Active readers use reading strategies to help save time and cover a lot of ground. Your purpose for reading should determine which strategy or strategies to use.
1. Previewing the text to get an overview
What is it? Previewing a text means that you get an idea of what it is about without reading the main body of the text.
When to use it: to help you decide whether a book or journal is useful for your purpose; to get a general sense of the article structure, to help you locate relevant information; to help you to identify the sections of the text you may need to read and the sections you can omit.
To preview, start by reading:
- the title and author details
- the abstract (if there is one)
- then read only the parts that ‘jump out’; that is: main headings and subheadings, chapter summaries, any highlighted text etc.
- examine any illustrations, graphs, tables or diagrams and their captions, as these usually summarise the content of large slabs of text
- the first sentence in each paragraph
What is it? Skimming involves running your eye very quickly over large chunks of text. It is different from previewing because skimming involves the paragraph text. Skimming allows you to pick up some of the main ideas without paying attention to detail. It is a fast process. A single chapter should take only a few minutes.
When to use it: to quickly locate relevant sections from a large quantity of written material. Especially useful when there are few headings or graphic elements to gain an overview of a text. Skimming adds further information to an overview.
How to skim:
- note any bold print and graphics.
- start at the beginning of the reading and glide your eyes over the text very quickly.
- do not actually read the text in total. You may read a few words of every paragraph, perhaps the first and last sentences.
- always familiarise yourself with the reading material by gaining an overview and/or skimming before reading in detail.
What is it? Scanning is sweeping your eyes (like radar) over part of a text to find specific pieces of information.
When to use it: to quickly locate specific information from a large quantity of written material.
To scan text:
- after gaining an overview and skimming, identify the section(s) of the text that you probably need to read.
- start scanning the text by allowing your eyes (or finger) to move quickly over a page.
- as soon as your eye catches an important word or phrase, stop reading.
- when you locate information requiring attention, you then slow down to read the relevant section more thoroughly.
- scanning and skimming are no substitutes for thorough reading and should only be used to locate material quickly.
4. Intensive reading
What is it? Intensive reading is detailed, focused, ‘study’ reading of those important parts, pages or chapters.
When to use it: When you have previewed an article and used the techniques of skimming and scanning to find what you need to concentrate on, then you can slow down and do some intensive reading.
How to read intensively:
- start at the beginning. Underline any unfamiliar words or phrases, but do not stop the flow of your reading.

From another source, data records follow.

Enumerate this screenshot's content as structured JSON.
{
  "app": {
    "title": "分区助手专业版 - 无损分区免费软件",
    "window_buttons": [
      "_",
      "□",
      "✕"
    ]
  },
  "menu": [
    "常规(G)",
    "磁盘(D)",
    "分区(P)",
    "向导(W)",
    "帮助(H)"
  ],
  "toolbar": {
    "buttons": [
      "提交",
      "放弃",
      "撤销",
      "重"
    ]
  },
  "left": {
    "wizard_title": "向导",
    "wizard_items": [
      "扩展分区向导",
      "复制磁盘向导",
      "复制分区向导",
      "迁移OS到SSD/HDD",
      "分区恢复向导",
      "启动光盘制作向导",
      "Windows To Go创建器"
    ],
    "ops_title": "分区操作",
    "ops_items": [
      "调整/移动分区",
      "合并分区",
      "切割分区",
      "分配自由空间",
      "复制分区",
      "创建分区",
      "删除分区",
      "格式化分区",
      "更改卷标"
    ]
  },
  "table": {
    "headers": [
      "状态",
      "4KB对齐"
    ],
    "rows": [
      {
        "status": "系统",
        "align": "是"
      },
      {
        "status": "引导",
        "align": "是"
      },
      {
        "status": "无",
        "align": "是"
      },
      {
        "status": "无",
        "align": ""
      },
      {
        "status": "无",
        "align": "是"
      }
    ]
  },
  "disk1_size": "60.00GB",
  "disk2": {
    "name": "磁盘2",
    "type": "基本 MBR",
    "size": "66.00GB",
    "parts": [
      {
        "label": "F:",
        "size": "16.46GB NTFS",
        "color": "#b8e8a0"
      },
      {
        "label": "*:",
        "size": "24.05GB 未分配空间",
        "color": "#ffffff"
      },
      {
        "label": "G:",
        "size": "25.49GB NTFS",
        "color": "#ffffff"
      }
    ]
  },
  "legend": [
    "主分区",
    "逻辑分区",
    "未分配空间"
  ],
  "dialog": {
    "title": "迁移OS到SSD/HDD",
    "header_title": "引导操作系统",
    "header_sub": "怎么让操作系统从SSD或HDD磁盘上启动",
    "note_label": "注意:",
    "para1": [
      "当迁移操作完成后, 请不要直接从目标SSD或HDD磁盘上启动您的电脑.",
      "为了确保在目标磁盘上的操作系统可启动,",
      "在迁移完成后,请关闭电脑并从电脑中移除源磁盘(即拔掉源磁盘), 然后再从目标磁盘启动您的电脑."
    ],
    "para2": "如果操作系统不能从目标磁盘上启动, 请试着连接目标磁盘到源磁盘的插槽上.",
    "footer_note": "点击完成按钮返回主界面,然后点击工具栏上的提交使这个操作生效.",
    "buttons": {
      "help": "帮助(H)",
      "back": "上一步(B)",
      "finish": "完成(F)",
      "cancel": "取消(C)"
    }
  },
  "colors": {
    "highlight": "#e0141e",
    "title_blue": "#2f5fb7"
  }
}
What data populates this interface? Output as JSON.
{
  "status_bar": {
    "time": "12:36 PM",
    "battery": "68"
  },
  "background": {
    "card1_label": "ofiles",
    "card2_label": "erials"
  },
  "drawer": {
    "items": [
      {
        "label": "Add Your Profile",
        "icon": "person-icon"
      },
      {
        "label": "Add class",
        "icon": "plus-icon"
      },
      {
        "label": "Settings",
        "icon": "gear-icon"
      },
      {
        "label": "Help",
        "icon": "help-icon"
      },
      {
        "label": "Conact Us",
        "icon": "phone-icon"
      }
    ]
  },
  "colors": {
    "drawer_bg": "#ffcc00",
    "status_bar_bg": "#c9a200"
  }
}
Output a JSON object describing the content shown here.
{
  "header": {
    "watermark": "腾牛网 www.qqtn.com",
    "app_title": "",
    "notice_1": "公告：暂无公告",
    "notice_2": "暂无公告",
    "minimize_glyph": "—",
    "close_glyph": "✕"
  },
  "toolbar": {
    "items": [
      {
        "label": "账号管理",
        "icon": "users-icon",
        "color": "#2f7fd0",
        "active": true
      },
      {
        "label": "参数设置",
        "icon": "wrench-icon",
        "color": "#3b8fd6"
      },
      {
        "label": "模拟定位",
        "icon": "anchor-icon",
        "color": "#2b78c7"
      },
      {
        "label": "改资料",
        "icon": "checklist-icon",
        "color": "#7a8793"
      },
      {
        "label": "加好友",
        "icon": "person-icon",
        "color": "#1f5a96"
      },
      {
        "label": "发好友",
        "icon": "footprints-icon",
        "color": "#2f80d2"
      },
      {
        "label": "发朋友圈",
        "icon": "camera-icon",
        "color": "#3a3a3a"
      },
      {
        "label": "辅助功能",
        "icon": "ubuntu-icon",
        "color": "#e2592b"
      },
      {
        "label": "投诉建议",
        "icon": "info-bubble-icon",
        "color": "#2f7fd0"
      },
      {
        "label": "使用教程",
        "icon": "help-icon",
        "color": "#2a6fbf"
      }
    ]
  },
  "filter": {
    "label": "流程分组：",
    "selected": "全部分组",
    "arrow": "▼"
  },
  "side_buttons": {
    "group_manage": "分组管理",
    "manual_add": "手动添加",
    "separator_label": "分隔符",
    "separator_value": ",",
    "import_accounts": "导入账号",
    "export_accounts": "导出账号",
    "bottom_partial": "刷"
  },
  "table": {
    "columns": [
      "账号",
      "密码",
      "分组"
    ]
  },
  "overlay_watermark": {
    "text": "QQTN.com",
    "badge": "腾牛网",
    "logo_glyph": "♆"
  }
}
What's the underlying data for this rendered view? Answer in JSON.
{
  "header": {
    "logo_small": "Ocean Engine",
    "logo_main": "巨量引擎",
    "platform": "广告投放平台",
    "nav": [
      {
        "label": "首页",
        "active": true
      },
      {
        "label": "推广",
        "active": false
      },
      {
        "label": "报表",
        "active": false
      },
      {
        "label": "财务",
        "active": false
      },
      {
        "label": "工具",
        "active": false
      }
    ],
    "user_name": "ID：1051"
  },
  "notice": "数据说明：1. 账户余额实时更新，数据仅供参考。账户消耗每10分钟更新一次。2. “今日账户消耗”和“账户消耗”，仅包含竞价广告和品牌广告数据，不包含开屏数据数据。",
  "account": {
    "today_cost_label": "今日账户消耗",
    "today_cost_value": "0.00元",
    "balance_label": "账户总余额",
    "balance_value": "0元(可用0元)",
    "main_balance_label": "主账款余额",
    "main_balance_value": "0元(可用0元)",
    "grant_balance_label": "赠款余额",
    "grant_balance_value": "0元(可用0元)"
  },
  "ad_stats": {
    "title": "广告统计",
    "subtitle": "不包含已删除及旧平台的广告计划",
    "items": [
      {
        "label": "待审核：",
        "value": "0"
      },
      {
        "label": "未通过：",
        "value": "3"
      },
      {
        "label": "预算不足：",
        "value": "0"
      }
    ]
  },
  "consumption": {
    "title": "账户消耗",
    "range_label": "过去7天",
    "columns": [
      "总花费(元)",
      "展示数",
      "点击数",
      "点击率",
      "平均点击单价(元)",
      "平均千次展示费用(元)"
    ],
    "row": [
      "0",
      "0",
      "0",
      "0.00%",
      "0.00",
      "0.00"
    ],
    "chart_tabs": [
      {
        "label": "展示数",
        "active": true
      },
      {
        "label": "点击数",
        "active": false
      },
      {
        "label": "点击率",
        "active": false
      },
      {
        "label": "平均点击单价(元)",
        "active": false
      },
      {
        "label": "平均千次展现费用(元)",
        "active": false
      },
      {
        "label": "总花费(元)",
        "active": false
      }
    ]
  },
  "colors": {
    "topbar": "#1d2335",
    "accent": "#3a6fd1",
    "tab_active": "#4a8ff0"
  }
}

- if the text is relatively easy, underline, highlight or make brief notes (see ‘the section on making notes from readings).
- if the text is difficult, read it through at least once (depending on the level of difficulty) before making notes.
- be alert to the main ideas. Each paragraph should have a main idea, often contained in the topic sentence (usually the first sentence) or the last sentence.
- when you have finished go back to the unfamiliar vocabulary. Look it up in an ordinary or subject-specific dictionary. If the meaning of a word or passage still evades you, leave it and read on. Perhaps after more reading you will find it more accessible and the meaning will become clear. Speak to your tutor if your difficulty continues.
- write down the bibliographic information and be sure to record page numbers (more about this in the section on making notes from readings).
Remember, when approaching reading at university you need to make intelligent decisions about what you choose to read, be flexible in the way you read, and think about what you are trying to achieve in undertaking each reading task.